In commemoration of National Poetry Month, this week’s #MarkerMonday looks at the Paul Hamilton Hayne (1830-1886) historical marker in Columbia County. Hayne was born in Charleston, South Carolina, on January 1, 1830, and was publishing poetry in the Charleston Courier under the pseudonym “Alphaeus” by the time he was fifteen years old. Hayne graduated from the College of Charleston in 1850 and pursued a career in law, but his early-literary education led him to continue working as a poet and editor. Paul Hamilton Hayne is considered the unofficial poet laureate of the South for his works promoting the Confederate cause.
Following the burning of his Charleston home during the Civil War, Paul Hamilton Hayne moved to Georgia in 1865. He continued working as a poet, submitting his works to circulating publications across the United States such as Harper’s New Monthly, The Atlantic Monthly, Southern Bivouac, and Home Journal, which is known today as Town & Country. In addition to his poetry, readers could find his critiques of other poets’ works, which were based on his opinion rather than an academic standard. Yet, he was respected among the literary circles of America and Europe.
From his secluded home at Copse Hill, Hayne wrote many pieces on nature and nature’s connection to the Divine. He also described Civil War battles and figures though lyrical means. Like his critiques, most of his poems were inspired by personal experiences and feelings. In “To My Mother,” Hayne thanks his mother for her support of his earliest verses.
To thee my earliest verse I brought,
All wreathed in loves and roses,
Some glowing boyish fancy, fraught
With tender May-wind closes;
Thou did’st not taunt my fledgling song,
Nor view its flight with scorning:
“The bird,” thou saidst, “grown fleet and strong,
Might yet outsoar the morning!”
In Poems of Paul Hamilton Hayne (1882), he also addressed poems to Henry Longfellow (poet), George Boker (poet, playwright), Algernon Charles Swinburne (poet, playwright, novelist), Edgar Fawcett (poet, novelist), and other literary colleagues.
ART thou some reckless poet, fiercely free,
Singing vague songs an errant brain inspires?
Mad with the ravening force of inward fires,
Whose floods o’erwhelm him like a masterless sea?
No! art and nature wisely blend in thee!
From “To Edgar Fawcett”
Explore the links below to learn more:
Documenting the American South-Poems of Paul Hamilton Hayne (1882): Electronic Edition
Documenting the American South-Paul Hamilton Hayne, 1830-1886
South Carolina Encyclopedia-Hayne, Paul Hamilton
Encyclopedia Britannica-Paul Hamilton Hayne
Duke University Libraries-Paul Hamilton Hayne papers, 1815-1944 and undated
“Paul Hamilton Hayne Eclectic Critic of Poetry,” The Mississippi Quarterly by Edd Winfield Parks

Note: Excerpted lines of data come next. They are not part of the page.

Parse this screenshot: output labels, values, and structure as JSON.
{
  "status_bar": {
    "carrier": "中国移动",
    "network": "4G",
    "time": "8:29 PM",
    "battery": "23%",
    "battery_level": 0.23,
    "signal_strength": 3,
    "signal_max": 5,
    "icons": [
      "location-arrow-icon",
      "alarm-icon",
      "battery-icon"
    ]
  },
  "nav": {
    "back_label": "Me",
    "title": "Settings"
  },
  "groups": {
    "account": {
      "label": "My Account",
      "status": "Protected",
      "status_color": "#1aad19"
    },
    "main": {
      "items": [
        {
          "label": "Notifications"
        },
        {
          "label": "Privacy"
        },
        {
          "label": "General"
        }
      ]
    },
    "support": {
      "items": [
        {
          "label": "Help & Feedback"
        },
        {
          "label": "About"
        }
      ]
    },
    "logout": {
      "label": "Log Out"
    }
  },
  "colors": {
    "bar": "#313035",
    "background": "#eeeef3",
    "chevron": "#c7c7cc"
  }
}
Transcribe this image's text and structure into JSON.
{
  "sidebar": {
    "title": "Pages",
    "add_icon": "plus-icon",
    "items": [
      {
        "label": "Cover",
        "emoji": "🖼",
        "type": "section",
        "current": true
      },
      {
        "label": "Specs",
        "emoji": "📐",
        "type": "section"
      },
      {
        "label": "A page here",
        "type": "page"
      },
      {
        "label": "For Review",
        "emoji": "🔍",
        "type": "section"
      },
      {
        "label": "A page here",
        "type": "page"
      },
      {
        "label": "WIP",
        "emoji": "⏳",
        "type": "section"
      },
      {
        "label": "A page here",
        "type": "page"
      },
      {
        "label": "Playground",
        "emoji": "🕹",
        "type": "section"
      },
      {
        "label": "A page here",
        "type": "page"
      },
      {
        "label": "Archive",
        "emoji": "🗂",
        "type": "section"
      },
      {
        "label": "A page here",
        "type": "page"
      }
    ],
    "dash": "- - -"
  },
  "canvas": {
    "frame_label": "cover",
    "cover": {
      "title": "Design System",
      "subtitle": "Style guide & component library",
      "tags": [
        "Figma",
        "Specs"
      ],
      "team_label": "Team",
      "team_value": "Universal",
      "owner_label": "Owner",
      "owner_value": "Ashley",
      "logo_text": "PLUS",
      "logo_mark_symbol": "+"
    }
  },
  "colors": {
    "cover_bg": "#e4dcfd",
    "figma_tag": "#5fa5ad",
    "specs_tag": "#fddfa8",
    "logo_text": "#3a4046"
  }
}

The Georgia Historical Quarterly has published several articles relating to Paul Hamilton Hayne which can be accessed on JSTOR. If your library does not have access to JSTOR, you can go to www.jstor.org and create a free MyJSTOR Account.
“The Death of Paul Hamilton Hayne” by Doris Lanier
“A Correspondence Journal of Paul Hamilton Hayne” by Daniel Morley McKeithan